§ What is needed: With no edits of any kind, print each record that follows.

————————

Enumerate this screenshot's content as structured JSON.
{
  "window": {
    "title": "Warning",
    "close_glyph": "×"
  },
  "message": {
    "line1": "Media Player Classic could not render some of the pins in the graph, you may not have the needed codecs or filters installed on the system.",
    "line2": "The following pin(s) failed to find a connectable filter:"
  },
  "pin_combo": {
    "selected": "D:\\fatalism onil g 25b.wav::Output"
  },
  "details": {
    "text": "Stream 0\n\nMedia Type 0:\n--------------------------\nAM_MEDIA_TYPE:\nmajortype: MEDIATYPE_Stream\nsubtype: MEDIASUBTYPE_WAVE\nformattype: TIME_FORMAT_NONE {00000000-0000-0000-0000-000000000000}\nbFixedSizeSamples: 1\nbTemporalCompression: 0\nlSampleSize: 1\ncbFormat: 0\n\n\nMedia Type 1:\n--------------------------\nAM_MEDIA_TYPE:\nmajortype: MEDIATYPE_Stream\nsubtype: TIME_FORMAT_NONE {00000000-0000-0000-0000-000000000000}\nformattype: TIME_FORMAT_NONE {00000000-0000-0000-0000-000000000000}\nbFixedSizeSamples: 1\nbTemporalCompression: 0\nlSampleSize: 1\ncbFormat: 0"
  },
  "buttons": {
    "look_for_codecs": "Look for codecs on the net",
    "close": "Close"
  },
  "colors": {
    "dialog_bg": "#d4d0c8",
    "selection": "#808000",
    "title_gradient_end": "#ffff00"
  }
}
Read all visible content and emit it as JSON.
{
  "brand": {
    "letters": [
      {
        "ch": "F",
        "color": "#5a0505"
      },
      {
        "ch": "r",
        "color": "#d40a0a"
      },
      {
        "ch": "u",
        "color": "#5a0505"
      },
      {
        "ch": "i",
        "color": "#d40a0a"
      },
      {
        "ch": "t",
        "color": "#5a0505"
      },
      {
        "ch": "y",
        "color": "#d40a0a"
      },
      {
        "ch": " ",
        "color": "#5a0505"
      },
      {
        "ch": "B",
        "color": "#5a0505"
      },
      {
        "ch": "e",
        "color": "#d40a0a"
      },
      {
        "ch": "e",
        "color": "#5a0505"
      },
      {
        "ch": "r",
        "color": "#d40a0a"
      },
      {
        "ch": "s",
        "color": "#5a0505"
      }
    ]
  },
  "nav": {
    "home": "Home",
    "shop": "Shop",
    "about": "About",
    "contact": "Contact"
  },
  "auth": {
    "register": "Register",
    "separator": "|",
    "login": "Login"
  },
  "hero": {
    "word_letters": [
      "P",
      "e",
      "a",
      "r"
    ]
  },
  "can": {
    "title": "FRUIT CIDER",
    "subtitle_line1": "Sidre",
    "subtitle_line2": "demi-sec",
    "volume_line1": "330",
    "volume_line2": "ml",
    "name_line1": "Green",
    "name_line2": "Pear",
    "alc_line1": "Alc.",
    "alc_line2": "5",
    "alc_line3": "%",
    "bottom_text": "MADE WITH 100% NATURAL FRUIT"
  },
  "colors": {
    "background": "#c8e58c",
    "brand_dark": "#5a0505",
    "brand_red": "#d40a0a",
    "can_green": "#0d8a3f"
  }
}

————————

§ Task output:
Enumerate this screenshot's content as structured JSON.
{
  "window": {
    "title": "Warning",
    "close_glyph": "×"
  },
  "message": {
    "line1": "Media Player Classic could not render some of the pins in the graph, you may not have the needed codecs or filters installed on the system.",
    "line2": "The following pin(s) failed to find a connectable filter:"
  },
  "pin_combo": {
    "selected": "D:\\fatalism onil g 25b.wav::Output"
  },
  "details": {
    "text": "Stream 0\n\nMedia Type 0:\n--------------------------\nAM_MEDIA_TYPE:\nmajortype: MEDIATYPE_Stream\nsubtype: MEDIASUBTYPE_WAVE\nformattype: TIME_FORMAT_NONE {00000000-0000-0000-0000-000000000000}\nbFixedSizeSamples: 1\nbTemporalCompression: 0\nlSampleSize: 1\ncbFormat: 0\n\n\nMedia Type 1:\n--------------------------\nAM_MEDIA_TYPE:\nmajortype: MEDIATYPE_Stream\nsubtype: TIME_FORMAT_NONE {00000000-0000-0000-0000-000000000000}\nformattype: TIME_FORMAT_NONE {00000000-0000-0000-0000-000000000000}\nbFixedSizeSamples: 1\nbTemporalCompression: 0\nlSampleSize: 1\ncbFormat: 0"
  },
  "buttons": {
    "look_for_codecs": "Look for codecs on the net",
    "close": "Close"
  },
  "colors": {
    "dialog_bg": "#d4d0c8",
    "selection": "#808000",
    "title_gradient_end": "#ffff00"
  }
}
Read all visible content and emit it as JSON.
{
  "brand": {
    "letters": [
      {
        "ch": "F",
        "color": "#5a0505"
      },
      {
        "ch": "r",
        "color": "#d40a0a"
      },
      {
        "ch": "u",
        "color": "#5a0505"
      },
      {
        "ch": "i",
        "color": "#d40a0a"
      },
      {
        "ch": "t",
        "color": "#5a0505"
      },
      {
        "ch": "y",
        "color": "#d40a0a"
      },
      {
        "ch": " ",
        "color": "#5a0505"
      },
      {
        "ch": "B",
        "color": "#5a0505"
      },
      {
        "ch": "e",
        "color": "#d40a0a"
      },
      {
        "ch": "e",
        "color": "#5a0505"
      },
      {
        "ch": "r",
        "color": "#d40a0a"
      },
      {
        "ch": "s",
        "color": "#5a0505"
      }
    ]
  },
  "nav": {
    "home": "Home",
    "shop": "Shop",
    "about": "About",
    "contact": "Contact"
  },
  "auth": {
    "register": "Register",
    "separator": "|",
    "login": "Login"
  },
  "hero": {
    "word_letters": [
      "P",
      "e",
      "a",
      "r"
    ]
  },
  "can": {
    "title": "FRUIT CIDER",
    "subtitle_line1": "Sidre",
    "subtitle_line2": "demi-sec",
    "volume_line1": "330",
    "volume_line2": "ml",
    "name_line1": "Green",
    "name_line2": "Pear",
    "alc_line1": "Alc.",
    "alc_line2": "5",
    "alc_line3": "%",
    "bottom_text": "MADE WITH 100% NATURAL FRUIT"
  },
  "colors": {
    "background": "#c8e58c",
    "brand_dark": "#5a0505",
    "brand_red": "#d40a0a",
    "can_green": "#0d8a3f"
  }
}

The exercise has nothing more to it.